PROBLEM DESCRIPTION: Look for the string "JSON" in the listing. Copy each line that has it.

STORED DATA:
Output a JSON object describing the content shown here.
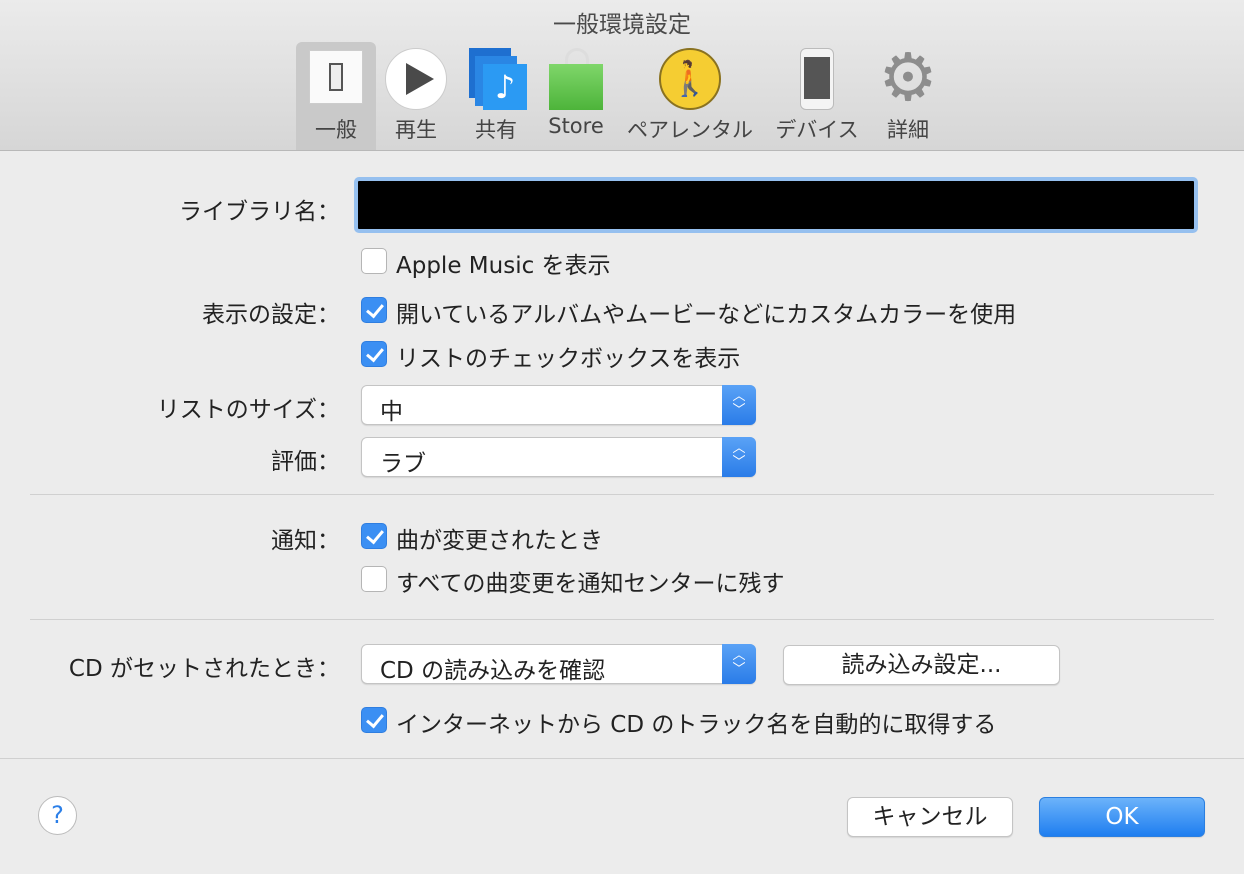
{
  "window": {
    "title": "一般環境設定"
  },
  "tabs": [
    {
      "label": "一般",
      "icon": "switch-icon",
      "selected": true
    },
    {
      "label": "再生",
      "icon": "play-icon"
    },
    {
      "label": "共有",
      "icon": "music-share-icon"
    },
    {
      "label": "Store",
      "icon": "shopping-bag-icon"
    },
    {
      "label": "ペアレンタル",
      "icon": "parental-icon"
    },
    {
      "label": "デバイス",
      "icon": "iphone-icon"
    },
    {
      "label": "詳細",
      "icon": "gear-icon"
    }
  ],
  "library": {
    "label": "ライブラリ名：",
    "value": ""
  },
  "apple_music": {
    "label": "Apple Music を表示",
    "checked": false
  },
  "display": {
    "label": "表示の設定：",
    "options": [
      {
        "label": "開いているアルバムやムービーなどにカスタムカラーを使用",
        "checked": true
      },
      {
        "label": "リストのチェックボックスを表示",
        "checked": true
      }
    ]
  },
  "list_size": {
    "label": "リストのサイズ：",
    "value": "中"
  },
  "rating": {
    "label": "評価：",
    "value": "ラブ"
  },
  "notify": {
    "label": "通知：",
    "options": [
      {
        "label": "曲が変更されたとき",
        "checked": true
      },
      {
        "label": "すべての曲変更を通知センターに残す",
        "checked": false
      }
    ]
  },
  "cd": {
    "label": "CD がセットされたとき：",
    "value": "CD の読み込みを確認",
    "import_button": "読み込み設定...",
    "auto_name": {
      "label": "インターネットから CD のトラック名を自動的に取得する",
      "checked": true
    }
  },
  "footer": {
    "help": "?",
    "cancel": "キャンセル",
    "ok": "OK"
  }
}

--

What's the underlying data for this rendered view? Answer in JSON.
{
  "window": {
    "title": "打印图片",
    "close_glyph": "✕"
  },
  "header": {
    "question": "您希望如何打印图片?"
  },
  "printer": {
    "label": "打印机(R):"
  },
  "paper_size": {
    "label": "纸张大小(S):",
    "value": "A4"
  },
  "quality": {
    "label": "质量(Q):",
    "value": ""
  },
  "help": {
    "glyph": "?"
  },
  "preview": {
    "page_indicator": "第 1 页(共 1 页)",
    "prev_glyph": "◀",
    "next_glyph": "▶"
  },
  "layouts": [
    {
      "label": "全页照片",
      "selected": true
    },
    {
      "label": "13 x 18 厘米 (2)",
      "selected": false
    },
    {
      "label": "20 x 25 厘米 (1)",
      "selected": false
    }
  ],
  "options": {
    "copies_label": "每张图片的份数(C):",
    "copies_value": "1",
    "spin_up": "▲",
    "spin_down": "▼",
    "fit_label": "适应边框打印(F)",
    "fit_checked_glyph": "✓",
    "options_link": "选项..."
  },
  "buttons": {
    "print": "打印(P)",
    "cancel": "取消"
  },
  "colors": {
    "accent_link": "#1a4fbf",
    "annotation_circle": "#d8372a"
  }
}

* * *

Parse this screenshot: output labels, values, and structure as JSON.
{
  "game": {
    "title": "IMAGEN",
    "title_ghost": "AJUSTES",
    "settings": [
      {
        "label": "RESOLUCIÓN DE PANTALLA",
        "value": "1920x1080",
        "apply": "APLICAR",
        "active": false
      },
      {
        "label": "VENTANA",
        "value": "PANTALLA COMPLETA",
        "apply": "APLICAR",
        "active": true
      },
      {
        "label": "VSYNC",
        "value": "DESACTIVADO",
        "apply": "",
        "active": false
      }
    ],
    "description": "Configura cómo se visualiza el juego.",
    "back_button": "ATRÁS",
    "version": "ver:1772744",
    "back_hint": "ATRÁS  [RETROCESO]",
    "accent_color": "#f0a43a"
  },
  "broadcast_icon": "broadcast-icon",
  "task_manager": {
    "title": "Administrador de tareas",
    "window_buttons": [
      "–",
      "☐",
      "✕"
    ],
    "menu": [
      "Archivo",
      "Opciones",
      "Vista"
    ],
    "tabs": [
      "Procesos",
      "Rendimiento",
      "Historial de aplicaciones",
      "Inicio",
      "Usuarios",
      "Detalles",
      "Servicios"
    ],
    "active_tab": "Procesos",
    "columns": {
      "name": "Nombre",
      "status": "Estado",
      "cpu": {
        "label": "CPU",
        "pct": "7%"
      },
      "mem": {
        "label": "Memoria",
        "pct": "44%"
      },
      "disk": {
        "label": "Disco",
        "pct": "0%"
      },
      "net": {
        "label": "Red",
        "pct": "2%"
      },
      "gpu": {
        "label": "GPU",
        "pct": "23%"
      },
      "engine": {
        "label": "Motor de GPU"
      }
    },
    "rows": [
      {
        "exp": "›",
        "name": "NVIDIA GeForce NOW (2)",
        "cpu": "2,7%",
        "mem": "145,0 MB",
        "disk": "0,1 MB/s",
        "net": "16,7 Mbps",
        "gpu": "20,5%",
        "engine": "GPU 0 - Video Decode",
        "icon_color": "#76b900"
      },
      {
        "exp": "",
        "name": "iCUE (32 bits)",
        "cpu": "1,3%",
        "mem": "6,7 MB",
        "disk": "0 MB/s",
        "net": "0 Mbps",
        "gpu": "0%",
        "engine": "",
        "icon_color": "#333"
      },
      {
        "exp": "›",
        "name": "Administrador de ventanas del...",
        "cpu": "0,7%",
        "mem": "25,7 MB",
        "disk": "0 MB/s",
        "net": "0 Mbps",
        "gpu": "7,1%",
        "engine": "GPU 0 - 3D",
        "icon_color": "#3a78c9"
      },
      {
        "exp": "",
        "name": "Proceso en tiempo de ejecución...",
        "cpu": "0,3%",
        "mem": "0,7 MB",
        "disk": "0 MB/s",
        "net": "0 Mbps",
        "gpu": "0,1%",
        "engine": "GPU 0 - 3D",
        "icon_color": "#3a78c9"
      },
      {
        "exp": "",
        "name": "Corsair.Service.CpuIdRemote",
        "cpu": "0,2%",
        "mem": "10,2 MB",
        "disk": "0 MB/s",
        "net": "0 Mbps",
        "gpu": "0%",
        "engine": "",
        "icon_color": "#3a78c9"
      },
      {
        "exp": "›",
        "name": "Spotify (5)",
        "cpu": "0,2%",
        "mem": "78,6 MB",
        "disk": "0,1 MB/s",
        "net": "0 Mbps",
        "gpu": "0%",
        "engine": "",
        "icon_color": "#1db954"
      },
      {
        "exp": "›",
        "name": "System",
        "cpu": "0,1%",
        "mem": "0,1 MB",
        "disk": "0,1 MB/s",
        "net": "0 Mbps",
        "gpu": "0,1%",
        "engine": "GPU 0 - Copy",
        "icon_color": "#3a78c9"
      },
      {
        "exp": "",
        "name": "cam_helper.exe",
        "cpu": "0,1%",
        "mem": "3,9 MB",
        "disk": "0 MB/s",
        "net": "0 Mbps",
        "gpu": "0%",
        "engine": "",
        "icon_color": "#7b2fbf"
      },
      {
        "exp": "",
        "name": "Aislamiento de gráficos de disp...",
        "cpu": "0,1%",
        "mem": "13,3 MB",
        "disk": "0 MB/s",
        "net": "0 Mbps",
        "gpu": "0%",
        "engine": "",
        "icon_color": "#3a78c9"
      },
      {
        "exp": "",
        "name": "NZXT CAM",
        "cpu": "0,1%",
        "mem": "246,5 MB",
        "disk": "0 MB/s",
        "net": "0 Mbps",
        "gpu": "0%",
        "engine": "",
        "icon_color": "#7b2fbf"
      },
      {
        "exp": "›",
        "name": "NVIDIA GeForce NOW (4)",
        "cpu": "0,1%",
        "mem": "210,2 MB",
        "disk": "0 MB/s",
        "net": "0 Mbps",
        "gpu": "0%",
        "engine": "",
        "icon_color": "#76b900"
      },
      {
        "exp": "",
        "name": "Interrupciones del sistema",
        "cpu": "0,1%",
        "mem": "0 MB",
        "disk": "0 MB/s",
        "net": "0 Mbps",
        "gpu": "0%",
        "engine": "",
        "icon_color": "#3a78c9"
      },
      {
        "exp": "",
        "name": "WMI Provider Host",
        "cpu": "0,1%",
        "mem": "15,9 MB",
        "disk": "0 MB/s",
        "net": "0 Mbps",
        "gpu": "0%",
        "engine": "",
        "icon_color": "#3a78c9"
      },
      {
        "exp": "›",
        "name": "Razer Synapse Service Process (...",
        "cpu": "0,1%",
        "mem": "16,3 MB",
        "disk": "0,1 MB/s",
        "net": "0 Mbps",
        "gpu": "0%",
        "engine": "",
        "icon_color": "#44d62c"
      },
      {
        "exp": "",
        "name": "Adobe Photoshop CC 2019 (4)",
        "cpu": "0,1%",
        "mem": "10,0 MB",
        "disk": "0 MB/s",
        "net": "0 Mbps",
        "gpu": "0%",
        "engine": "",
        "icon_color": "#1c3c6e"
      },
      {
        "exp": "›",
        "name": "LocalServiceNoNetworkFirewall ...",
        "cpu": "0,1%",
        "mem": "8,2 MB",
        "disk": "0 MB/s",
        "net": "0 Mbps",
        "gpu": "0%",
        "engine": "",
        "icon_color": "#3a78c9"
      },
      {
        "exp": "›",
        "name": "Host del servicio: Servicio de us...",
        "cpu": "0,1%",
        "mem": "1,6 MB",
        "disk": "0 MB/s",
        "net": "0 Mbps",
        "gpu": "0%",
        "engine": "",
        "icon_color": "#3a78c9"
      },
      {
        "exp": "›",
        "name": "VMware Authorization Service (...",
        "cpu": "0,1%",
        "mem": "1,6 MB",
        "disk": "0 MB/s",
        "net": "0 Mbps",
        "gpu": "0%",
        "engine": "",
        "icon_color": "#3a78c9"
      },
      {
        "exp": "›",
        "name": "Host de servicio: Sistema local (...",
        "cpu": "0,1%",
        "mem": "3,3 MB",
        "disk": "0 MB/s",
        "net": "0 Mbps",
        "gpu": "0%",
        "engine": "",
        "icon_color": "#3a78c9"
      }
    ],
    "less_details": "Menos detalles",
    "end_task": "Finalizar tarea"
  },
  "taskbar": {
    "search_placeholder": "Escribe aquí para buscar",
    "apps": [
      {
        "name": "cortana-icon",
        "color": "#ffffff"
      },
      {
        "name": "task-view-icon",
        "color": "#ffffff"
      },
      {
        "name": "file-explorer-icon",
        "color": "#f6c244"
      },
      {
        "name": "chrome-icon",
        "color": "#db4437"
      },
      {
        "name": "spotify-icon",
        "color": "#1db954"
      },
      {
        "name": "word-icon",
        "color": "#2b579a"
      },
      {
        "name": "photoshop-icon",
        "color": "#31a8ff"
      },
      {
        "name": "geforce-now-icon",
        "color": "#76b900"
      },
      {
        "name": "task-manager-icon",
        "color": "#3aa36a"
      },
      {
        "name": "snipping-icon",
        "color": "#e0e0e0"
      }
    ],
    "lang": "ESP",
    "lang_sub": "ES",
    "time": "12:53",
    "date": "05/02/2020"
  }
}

EXERCISE RESULT:
Output a JSON object describing the content shown here.
What's the underlying data for this rendered view? Answer in JSON.
Parse this screenshot: output labels, values, and structure as JSON.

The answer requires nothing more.